Sony, not content to compete in...well, pretty much every segment of consumer and professional technology, has decided to enter the "action camera" arena with their own miniscule device. Sony, being the enormous company that they are, felt they could make a dent in the overwhelming lead that GoPro has in the area of action sports cameras. Sony has certainly made small cameras in the past, but this is the first time that they've built one to be worn specifically as an extreme or action sports camera.
Here's a little bit from the Sony blog about the camera:
The video camera is tiny and lightweight, but it houses Sony’s hallmark SteadyShot® image stabilization technology, Exmor® R CMOS image sensor, and an ultra-wide angle Carl Zeiss® Tessar® lens. That means, whether you’re shredding major powder, jumping out of a plane, or kayaking through an epic waterfall, you’re capturing super high-quality video of it to show off to your family and friends. And there’ll be ruggedized and waterproof housings available so the camera can do its job in even the most extreme environments.
What good would an action sports camera description be without the phrase "shredding major power?" I guess that works as a description for both skiing and snowboarding, so they're just trying to cover all their bases. While GoPro is beginning to add professional filmmaking features such as 24p, higher bit rates, and Cinestyle color profiles, Sony is just starting to get in the game -- but they're doing it in a big way with image stabilization and a Carl Zeiss lens. Sony is usually moderate with product upgrades, so I wouldn't expect this camera to have specs that much higher than the competition right out of the gate. It seems it will take either SD or Memory Stick cards (hopefully the former), and will be released with a number of accessories.

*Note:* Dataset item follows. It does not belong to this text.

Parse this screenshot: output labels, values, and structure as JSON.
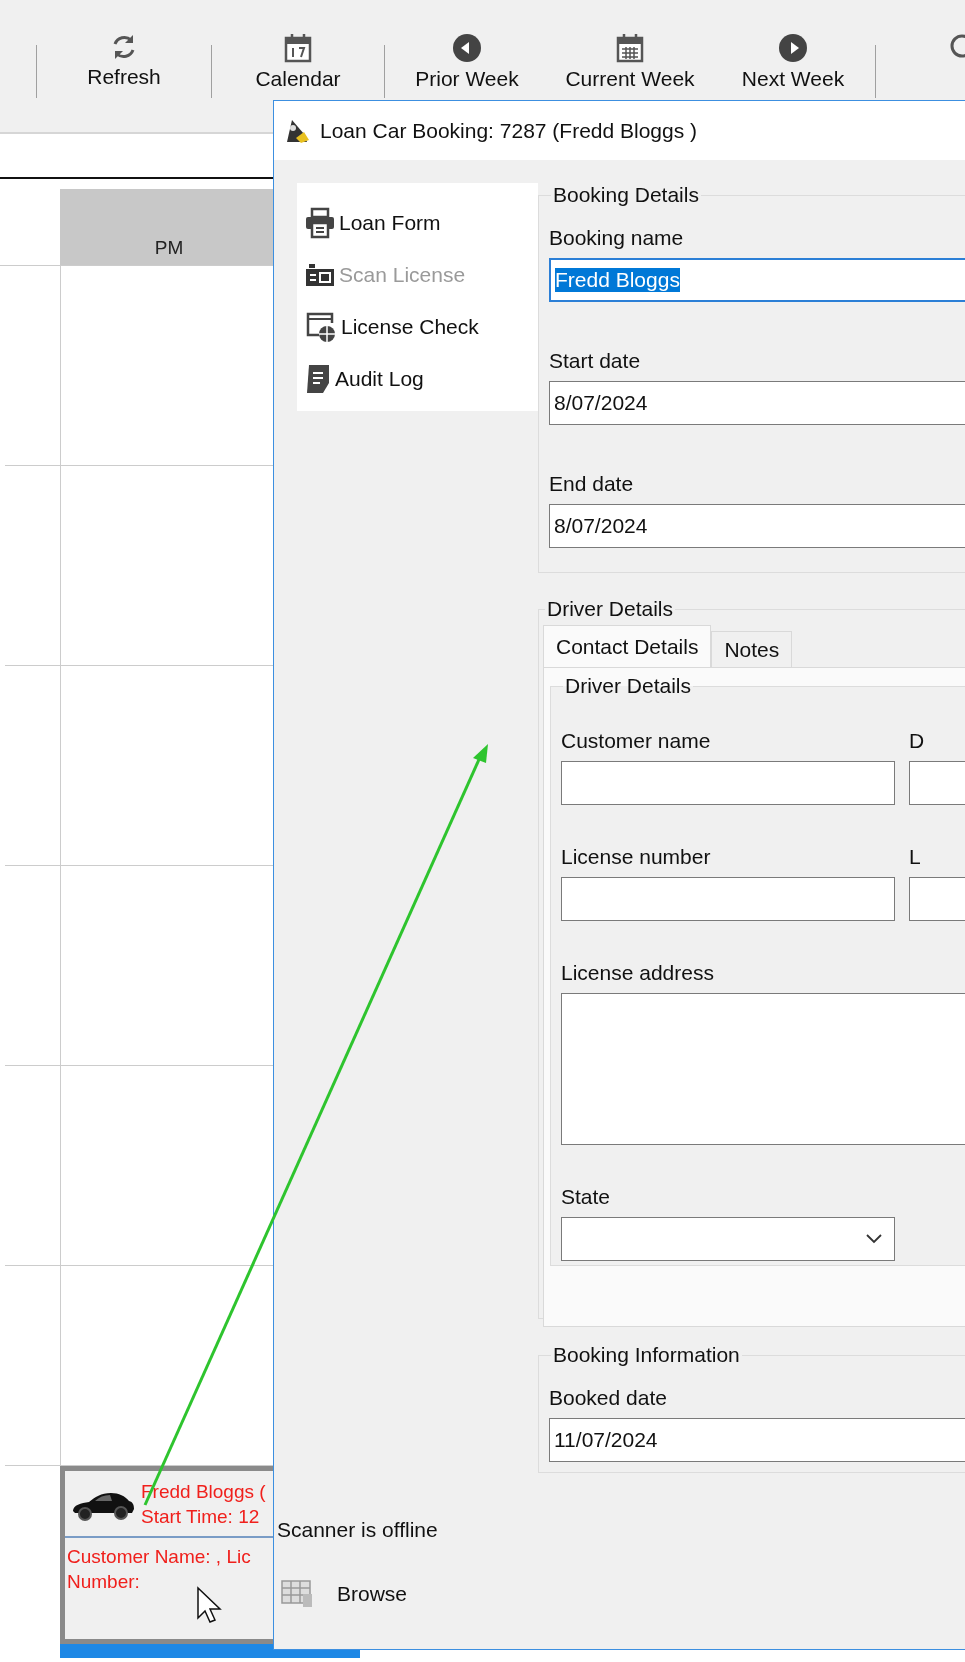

There's no word on real specs or pricing yet, but I would expect it to be very similar to the best that GoPro has to offer (if not better). If Sony really wants to compete, these are going to have to be inexpensive, because no one wants to have to replace a $500 or $600 camera every time one breaks. The big positive I see with this camera is that it lends itself much better to being worn on the side of your head, unlike the GoPro which works a lot better mounted on top of a helmet.
Check out some of the photos of the device below.
If you already own a GoPro, does this device interest you? What would you be willing to pay for one if the specs match the competing products out there?
[via The Verge]